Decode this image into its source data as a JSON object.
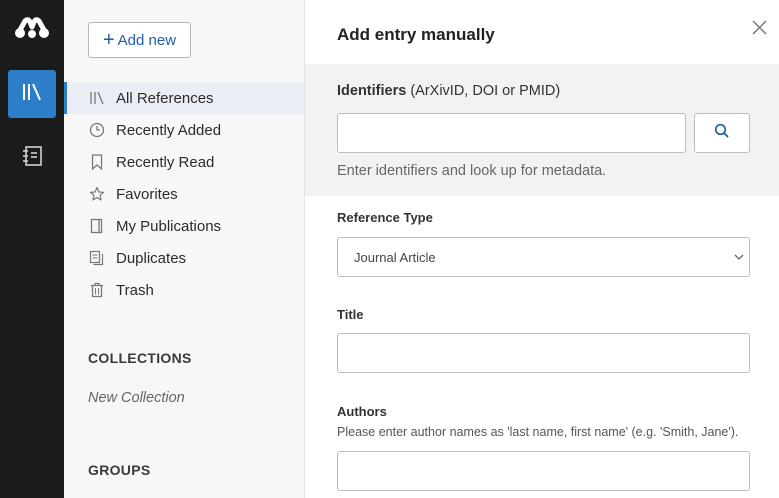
{
  "rail": {
    "logo_icon": "mendeley-logo-icon",
    "library_icon": "library-icon",
    "notebook_icon": "notebook-icon",
    "accent": "#2d7ec9"
  },
  "sidebar": {
    "add_new_label": "Add new",
    "items": [
      {
        "label": "All References",
        "icon": "library-icon",
        "active": true
      },
      {
        "label": "Recently Added",
        "icon": "clock-icon"
      },
      {
        "label": "Recently Read",
        "icon": "bookmark-icon"
      },
      {
        "label": "Favorites",
        "icon": "star-icon"
      },
      {
        "label": "My Publications",
        "icon": "publication-icon"
      },
      {
        "label": "Duplicates",
        "icon": "duplicates-icon"
      },
      {
        "label": "Trash",
        "icon": "trash-icon"
      }
    ],
    "collections_heading": "COLLECTIONS",
    "new_collection": "New Collection",
    "groups_heading": "GROUPS"
  },
  "panel": {
    "title": "Add entry manually",
    "identifiers_label_bold": "Identifiers",
    "identifiers_label_rest": "(ArXivID, DOI or PMID)",
    "identifiers_value": "",
    "identifiers_hint": "Enter identifiers and look up for metadata.",
    "reference_type_label": "Reference Type",
    "reference_type_value": "Journal Article",
    "title_label": "Title",
    "title_value": "",
    "authors_label": "Authors",
    "authors_hint": "Please enter author names as 'last name, first name' (e.g. 'Smith, Jane').",
    "authors_value": ""
  }
}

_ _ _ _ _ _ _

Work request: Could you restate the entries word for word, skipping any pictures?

Output for this task:
Decode this image into its source data as a JSON object.
{
  "rail": {
    "logo_icon": "mendeley-logo-icon",
    "library_icon": "library-icon",
    "notebook_icon": "notebook-icon",
    "accent": "#2d7ec9"
  },
  "sidebar": {
    "add_new_label": "Add new",
    "items": [
      {
        "label": "All References",
        "icon": "library-icon",
        "active": true
      },
      {
        "label": "Recently Added",
        "icon": "clock-icon"
      },
      {
        "label": "Recently Read",
        "icon": "bookmark-icon"
      },
      {
        "label": "Favorites",
        "icon": "star-icon"
      },
      {
        "label": "My Publications",
        "icon": "publication-icon"
      },
      {
        "label": "Duplicates",
        "icon": "duplicates-icon"
      },
      {
        "label": "Trash",
        "icon": "trash-icon"
      }
    ],
    "collections_heading": "COLLECTIONS",
    "new_collection": "New Collection",
    "groups_heading": "GROUPS"
  },
  "panel": {
    "title": "Add entry manually",
    "identifiers_label_bold": "Identifiers",
    "identifiers_label_rest": "(ArXivID, DOI or PMID)",
    "identifiers_value": "",
    "identifiers_hint": "Enter identifiers and look up for metadata.",
    "reference_type_label": "Reference Type",
    "reference_type_value": "Journal Article",
    "title_label": "Title",
    "title_value": "",
    "authors_label": "Authors",
    "authors_hint": "Please enter author names as 'last name, first name' (e.g. 'Smith, Jane').",
    "authors_value": ""
  }
}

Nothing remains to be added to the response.